GLYN LLOYD is defecting from Capel Cure Sharp (formerly Albert E Sharp) after two years as a top IT analyst to join Mark Loveland's IT team at Dresdner Kleinwort Benson. Mr Lloyd, who worked for IBM before entering the City, is currently on a spot of gardening leave and will start at DKB on 5 January.

A SPIN DOCTOR who stood as the Tory candidate for Berwick-upon-Tweed in last year's General Election is to be the first chief executive of Business for Sterling, the ginger group set up to campaign against Britain embracing the euro.

Nick Herbert is leaving Bell Pottinger Communications to join Lord Marsh, chairman of the pressure group, at its offices in Buckingham Gate, London. Mr Herbert is also a former director of political affairs at the British Field Sports Society.

MARTIN GRANT's revolution at Vaux Group, where he was recently appointed chief executive, is gathering pace. As Sir Paul Nicholson announced his retirement as chairman of the pubs and hotels group yesterday after 33 years with the former family company, Mr Grant heralded a new "woman-friendly" era at the group's hotels.

Sir Paul attended the analysts' meeting covering Vaux's results yesterday, but left before the journalists arrived. Mr Martin confirmed however that Sir Paul fully backed Mr Martin's strategy of selling off Vaux's two breweries and 350 tenanted pubs in the North-east.

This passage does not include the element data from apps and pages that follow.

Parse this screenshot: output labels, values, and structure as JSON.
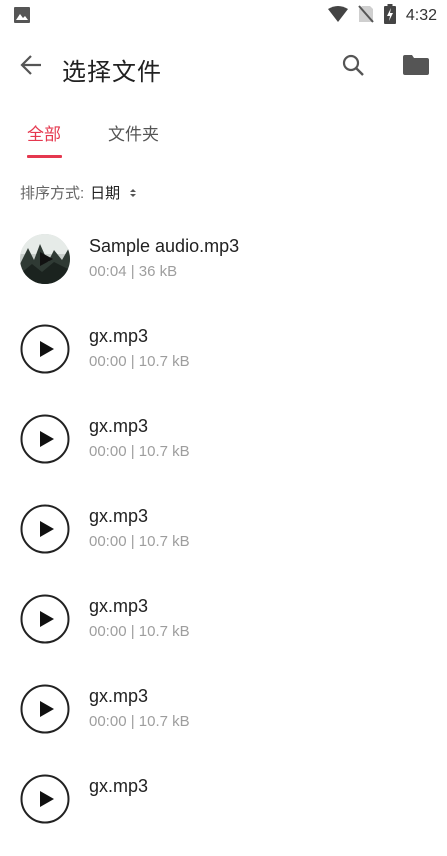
{
  "status_bar": {
    "time": "4:32",
    "icons": [
      "gallery-icon",
      "wifi-icon",
      "no-sim-icon",
      "battery-charging-icon"
    ]
  },
  "toolbar": {
    "title": "选择文件",
    "icons": [
      "back-arrow-icon",
      "search-icon",
      "folder-icon"
    ]
  },
  "tabs": [
    {
      "label": "全部",
      "active": true
    },
    {
      "label": "文件夹",
      "active": false
    }
  ],
  "sort": {
    "label": "排序方式:",
    "value": "日期"
  },
  "files": [
    {
      "name": "Sample audio.mp3",
      "meta": "00:04 | 36 kB",
      "has_thumbnail": true
    },
    {
      "name": "gx.mp3",
      "meta": "00:00 | 10.7 kB",
      "has_thumbnail": false
    },
    {
      "name": "gx.mp3",
      "meta": "00:00 | 10.7 kB",
      "has_thumbnail": false
    },
    {
      "name": "gx.mp3",
      "meta": "00:00 | 10.7 kB",
      "has_thumbnail": false
    },
    {
      "name": "gx.mp3",
      "meta": "00:00 | 10.7 kB",
      "has_thumbnail": false
    },
    {
      "name": "gx.mp3",
      "meta": "00:00 | 10.7 kB",
      "has_thumbnail": false
    },
    {
      "name": "gx.mp3",
      "meta": "",
      "has_thumbnail": false
    }
  ],
  "colors": {
    "accent": "#e5384f",
    "secondary_text": "#9e9e9e"
  }
}
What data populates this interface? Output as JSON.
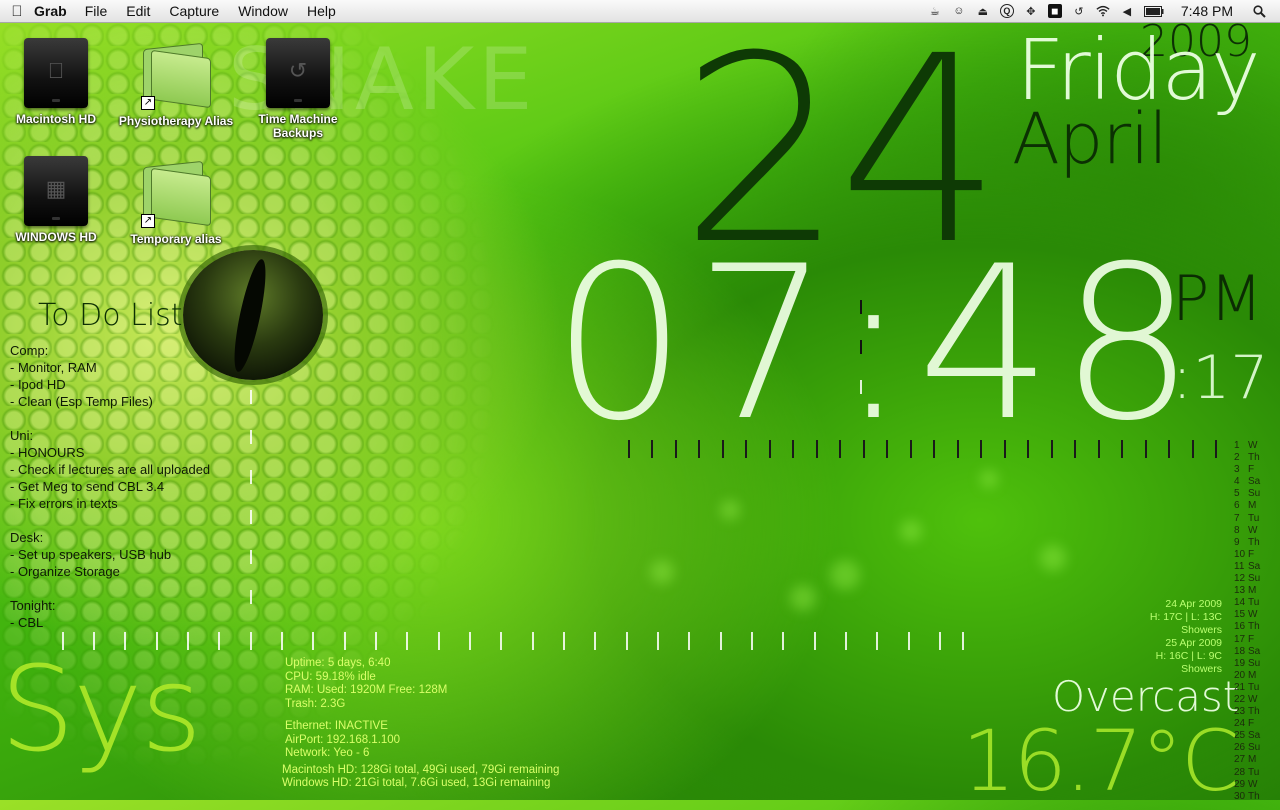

Out go the men in cloth caps supping ale, in come professional women customers. The company has concocted a "Woman's Charter" to make their Swallow hotels more attractive and secure to women, which will include spyholes in every room door and an iron in every room.

Moreover, staff will be trained so that, when a woman goes to dinner with a man in the dining room, the man will not automatically be handed the menu with the prices. The menu will instead be placed in neutral territory on the table.

Just don't go asking for a pint of Newcastle Brown.